*** Begin section ***

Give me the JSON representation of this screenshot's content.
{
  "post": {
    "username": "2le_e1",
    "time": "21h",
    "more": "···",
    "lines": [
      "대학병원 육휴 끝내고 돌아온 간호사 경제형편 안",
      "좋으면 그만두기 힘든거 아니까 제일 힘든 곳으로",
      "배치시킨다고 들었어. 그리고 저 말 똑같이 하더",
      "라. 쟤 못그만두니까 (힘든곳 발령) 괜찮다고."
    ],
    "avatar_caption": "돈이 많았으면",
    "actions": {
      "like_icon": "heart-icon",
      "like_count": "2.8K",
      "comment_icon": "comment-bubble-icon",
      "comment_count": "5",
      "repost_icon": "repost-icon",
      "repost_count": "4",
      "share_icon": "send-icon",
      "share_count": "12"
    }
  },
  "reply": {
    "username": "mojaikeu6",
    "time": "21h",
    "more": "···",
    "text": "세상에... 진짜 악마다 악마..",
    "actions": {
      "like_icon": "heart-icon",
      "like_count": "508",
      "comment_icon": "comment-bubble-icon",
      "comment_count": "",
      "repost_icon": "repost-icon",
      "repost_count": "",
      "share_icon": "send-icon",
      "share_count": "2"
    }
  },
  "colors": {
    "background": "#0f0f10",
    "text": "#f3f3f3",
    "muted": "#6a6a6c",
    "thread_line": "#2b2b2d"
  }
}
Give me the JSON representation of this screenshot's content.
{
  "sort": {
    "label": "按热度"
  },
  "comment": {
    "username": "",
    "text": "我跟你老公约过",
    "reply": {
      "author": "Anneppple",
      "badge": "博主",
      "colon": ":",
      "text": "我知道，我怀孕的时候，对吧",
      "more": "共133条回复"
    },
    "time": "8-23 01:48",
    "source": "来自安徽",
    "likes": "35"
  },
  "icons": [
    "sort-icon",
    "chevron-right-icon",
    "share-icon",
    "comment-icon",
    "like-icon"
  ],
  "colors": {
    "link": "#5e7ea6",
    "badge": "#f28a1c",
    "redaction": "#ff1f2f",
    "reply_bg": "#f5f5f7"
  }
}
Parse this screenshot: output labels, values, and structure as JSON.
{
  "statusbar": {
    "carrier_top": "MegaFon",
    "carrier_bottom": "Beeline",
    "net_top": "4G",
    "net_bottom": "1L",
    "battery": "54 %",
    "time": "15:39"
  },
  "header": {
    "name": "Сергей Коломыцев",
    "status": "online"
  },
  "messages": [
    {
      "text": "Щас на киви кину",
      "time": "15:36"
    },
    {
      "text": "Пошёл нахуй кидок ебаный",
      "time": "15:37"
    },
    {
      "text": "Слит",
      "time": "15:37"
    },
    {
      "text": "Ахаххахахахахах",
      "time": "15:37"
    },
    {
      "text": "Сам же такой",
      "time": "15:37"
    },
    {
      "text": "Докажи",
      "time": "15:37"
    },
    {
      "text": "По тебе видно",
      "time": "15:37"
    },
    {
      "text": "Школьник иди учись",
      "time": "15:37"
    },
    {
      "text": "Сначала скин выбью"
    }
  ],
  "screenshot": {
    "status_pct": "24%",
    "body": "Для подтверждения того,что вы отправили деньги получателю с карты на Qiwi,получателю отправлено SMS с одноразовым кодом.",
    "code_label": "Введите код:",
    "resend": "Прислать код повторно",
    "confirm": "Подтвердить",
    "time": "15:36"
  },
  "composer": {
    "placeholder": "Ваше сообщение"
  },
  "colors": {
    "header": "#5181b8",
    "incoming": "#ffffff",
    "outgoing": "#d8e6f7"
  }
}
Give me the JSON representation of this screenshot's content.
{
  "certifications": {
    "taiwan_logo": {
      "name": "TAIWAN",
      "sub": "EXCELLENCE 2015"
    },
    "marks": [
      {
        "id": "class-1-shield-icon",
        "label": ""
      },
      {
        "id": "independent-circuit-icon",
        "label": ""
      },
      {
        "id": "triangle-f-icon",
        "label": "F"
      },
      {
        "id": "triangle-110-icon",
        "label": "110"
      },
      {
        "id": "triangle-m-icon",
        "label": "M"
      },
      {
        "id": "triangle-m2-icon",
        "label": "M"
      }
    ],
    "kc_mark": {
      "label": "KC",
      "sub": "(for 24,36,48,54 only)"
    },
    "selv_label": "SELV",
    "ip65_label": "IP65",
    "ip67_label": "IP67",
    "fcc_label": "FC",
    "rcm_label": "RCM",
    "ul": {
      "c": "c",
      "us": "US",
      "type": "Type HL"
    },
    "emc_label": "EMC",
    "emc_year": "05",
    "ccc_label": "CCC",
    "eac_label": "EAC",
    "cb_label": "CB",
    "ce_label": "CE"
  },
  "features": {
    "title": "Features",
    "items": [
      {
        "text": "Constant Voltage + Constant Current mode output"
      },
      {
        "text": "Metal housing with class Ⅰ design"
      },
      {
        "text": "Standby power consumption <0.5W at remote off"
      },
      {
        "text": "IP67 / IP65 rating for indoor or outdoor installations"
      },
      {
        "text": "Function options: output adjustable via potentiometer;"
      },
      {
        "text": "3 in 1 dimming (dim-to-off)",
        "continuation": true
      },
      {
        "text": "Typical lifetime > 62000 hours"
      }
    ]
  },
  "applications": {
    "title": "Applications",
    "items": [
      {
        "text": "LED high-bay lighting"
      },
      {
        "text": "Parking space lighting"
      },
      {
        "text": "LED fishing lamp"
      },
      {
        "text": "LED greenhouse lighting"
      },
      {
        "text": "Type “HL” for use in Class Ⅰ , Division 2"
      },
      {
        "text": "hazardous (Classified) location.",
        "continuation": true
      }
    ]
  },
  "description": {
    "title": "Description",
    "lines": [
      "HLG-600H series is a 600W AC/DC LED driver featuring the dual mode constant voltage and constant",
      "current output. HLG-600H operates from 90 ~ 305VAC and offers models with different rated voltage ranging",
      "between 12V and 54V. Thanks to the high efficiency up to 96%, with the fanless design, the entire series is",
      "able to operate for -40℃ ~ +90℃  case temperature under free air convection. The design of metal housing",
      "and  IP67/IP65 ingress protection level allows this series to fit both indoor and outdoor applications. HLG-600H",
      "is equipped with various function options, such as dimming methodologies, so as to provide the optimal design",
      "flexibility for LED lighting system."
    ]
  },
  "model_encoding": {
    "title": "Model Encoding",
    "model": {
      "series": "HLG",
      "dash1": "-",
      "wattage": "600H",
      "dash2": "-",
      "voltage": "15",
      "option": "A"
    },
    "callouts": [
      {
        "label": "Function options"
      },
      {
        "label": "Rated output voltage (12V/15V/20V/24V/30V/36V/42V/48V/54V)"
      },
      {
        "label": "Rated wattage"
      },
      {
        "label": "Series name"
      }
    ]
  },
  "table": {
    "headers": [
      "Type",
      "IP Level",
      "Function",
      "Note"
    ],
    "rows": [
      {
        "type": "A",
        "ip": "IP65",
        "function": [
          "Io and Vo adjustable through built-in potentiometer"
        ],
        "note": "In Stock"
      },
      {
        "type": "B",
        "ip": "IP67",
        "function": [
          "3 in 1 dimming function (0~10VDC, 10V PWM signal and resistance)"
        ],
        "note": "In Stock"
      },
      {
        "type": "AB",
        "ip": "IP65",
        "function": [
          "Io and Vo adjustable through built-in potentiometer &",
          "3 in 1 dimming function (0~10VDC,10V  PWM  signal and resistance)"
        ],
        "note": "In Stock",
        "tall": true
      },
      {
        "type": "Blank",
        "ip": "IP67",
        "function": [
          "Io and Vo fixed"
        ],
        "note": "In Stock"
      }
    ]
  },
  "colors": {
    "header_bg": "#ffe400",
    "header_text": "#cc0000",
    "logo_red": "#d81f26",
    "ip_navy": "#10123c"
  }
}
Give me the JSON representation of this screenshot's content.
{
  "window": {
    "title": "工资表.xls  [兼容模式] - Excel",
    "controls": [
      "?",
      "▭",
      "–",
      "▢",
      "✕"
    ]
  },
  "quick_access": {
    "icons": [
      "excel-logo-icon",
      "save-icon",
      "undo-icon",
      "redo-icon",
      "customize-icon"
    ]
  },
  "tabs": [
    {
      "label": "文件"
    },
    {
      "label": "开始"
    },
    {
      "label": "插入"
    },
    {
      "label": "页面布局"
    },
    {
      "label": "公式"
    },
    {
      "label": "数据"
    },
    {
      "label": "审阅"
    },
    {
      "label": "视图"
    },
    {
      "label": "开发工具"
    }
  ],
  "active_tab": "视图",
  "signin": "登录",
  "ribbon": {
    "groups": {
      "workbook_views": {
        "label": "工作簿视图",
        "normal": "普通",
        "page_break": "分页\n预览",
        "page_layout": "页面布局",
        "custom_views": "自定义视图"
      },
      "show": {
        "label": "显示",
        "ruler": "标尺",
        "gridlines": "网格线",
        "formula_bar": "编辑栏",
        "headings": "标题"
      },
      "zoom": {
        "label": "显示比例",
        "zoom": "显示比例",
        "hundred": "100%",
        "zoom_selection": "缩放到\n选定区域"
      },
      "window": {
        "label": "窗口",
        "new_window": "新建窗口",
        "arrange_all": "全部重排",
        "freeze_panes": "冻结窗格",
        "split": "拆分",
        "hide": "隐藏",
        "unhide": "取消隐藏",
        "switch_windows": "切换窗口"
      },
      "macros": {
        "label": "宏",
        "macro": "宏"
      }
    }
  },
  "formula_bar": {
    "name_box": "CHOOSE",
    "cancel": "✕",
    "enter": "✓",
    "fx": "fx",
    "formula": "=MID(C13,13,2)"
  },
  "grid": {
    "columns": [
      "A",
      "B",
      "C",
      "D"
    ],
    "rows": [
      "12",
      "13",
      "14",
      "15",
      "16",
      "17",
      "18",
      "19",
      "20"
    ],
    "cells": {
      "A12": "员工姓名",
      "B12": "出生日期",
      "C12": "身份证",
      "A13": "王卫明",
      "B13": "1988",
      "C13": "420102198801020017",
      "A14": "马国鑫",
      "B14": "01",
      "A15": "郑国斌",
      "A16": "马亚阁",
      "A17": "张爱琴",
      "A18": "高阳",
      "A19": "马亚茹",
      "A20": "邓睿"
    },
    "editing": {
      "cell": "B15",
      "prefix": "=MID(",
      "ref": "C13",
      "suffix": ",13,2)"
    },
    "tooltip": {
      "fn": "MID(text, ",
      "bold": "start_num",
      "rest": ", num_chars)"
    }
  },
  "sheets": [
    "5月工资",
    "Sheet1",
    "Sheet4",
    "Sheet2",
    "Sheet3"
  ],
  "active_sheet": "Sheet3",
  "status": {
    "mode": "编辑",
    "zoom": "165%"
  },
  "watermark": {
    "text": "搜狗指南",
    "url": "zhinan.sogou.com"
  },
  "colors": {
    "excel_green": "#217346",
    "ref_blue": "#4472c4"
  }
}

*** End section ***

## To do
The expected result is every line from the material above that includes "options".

## Result of the exercise
        "text": "Function options: output adjustable via potentiometer;"
      "is equipped with various function options, such as dimming methodologies, so as to provide the optimal design",
        "label": "Function options"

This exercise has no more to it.